Overall, resistance in Congress to Bush’s plan is extremely weak considering its dangerous implications. Opposition from the Democrats in part represents concern over the effect it will have on an already severely strained transatlantic relationship. The withdrawal of the United States from the Kyoto agreement—which was signed late last year by most of the world, excepting the US, and includes mandatory emission reductions—provoked considerable anger over America’s unilateralist policy. The new global warming plan has only confirmed European suspicions that the US—the world’s leading polluter—is determined to prevent strict emissions regulations.

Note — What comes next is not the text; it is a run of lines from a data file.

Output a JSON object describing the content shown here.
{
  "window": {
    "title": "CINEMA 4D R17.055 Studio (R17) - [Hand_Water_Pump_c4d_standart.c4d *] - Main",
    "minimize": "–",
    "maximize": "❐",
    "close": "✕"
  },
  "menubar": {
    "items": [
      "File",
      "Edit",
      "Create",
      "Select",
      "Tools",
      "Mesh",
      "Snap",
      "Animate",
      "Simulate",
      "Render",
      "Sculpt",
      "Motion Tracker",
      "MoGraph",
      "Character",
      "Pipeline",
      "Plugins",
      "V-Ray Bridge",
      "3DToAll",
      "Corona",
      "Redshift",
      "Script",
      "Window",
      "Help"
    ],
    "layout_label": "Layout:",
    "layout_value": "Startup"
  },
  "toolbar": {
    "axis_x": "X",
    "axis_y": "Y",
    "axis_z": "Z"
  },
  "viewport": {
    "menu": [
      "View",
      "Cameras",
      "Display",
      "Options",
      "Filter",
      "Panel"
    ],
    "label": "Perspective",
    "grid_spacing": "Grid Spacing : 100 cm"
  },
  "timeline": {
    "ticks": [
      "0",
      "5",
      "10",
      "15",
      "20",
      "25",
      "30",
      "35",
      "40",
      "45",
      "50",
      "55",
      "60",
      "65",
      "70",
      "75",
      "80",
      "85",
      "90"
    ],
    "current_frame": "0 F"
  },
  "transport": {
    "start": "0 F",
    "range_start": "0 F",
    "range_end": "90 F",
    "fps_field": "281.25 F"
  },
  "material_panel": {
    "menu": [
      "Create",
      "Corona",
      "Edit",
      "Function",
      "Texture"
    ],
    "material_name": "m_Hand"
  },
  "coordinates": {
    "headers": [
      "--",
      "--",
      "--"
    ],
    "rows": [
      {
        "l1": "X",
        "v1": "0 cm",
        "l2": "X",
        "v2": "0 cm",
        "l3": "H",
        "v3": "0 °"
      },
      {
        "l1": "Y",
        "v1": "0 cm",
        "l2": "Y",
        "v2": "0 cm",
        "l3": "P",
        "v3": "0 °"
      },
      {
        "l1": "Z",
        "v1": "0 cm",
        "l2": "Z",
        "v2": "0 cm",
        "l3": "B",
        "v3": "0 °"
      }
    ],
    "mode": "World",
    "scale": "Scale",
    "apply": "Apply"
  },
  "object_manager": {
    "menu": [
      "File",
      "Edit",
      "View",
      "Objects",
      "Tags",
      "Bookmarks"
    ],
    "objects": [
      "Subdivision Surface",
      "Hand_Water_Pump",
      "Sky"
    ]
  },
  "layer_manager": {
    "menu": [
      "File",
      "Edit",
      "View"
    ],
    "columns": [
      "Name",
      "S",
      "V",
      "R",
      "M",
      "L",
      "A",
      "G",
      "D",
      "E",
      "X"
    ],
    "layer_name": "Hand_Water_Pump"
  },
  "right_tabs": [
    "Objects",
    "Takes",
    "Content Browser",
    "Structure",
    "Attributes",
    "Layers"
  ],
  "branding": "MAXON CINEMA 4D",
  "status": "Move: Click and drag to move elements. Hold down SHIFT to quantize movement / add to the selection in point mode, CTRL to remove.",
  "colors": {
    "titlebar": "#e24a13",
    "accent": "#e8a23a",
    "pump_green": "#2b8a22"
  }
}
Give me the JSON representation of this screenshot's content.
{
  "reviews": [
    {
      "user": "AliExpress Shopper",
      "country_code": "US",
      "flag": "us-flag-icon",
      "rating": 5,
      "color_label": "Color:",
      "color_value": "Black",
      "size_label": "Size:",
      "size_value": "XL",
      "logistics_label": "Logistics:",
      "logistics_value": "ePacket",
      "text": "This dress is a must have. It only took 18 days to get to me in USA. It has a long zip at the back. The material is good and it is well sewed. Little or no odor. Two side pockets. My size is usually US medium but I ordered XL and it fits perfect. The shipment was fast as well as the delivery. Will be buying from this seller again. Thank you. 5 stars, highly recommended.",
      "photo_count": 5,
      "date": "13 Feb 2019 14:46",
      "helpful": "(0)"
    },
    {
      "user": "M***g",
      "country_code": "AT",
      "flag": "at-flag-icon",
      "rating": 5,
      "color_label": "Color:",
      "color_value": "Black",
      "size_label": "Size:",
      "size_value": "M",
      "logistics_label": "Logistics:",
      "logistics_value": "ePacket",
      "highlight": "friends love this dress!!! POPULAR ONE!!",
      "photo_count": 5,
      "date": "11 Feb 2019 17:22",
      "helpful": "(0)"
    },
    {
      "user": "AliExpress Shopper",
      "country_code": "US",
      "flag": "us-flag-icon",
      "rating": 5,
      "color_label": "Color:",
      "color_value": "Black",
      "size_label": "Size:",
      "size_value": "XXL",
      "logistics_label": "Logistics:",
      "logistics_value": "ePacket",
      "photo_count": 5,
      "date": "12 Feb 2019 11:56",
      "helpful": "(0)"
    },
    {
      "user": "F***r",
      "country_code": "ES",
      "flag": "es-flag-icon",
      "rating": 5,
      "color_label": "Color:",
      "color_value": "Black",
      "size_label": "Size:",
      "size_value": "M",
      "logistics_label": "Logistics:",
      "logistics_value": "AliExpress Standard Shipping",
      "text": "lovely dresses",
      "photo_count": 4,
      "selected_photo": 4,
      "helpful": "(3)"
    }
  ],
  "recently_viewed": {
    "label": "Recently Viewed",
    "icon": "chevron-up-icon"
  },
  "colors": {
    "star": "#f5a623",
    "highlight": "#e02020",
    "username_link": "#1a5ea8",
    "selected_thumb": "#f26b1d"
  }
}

Britain’s environment secretary, Margaret Beckett, issued a statement declaring that Bush’s plan “is in contrast with the net reduction in greenhouse gases that other developed world countries have agreed under the Kyoto Protocol and the seven percent reduction the U.S. originally agreed for that period.... In the UK’s view, the Kyoto Protocol, with its legally binding targets and timetables, remains the only workable basis for taking forward international action on climate change.”
Olivier Deleuze, Belgium’s Green Party energy minister, declared Bush’s plan to be “immoral,” commenting: “It’s really shocking ... it’s a bit like saying: ‘wealth is for us today in 2002 and we will leave the problems for our children or for people in Africa or Asia.’” French Environment Minister Yves Cochet called on the European Union to oppose the plan and urge Bush to ratify the Kyoto Protocol instead. The American proposals have also been met with a cool response from Japan, which has been one of the strongest supporters of Kyoto.
All of this comes in the wake of new evidence that the global warming trend of the past several years is continuing. Weather trends have been considerably more erratic recently, including an extremely mild autumn and winter for much of the United States and a severe draught on the East Coast. According to the federal National Climatic Data Center, the average national temperature for the November-January period was 39.94 degrees Fahrenheit, 4.3 degrees above the 1895-2001 long-term average.
Prior to this year, the record for the same period was 39.63 degrees Fahrenheit, set in 1999-2000. Over the past 25 years, the average temperature for November-January has risen at a rate of 1.2 degrees Fahrenheit per decade.
Globally, the World Meteorological Organization estimated that 2001 was the second warmest year on Earth since measurements were first systematically recorded in 1860. This is in spite of the cooling effect known as La Nina, a phenomenon that produces relatively cooler Pacific Ocean temperatures.
Nine of the ten warmest years on record have occurred since 1990. The warmest year was 1998, in part due to the effects of El Nino (La Nina’s opposite), followed by 2001 and 1997. The Hadley Center for Climate Prediction and Research in Britain, one of the world’s major forecasting centers, predicts there is a 75 percent chance that this year will be warmer than 2001.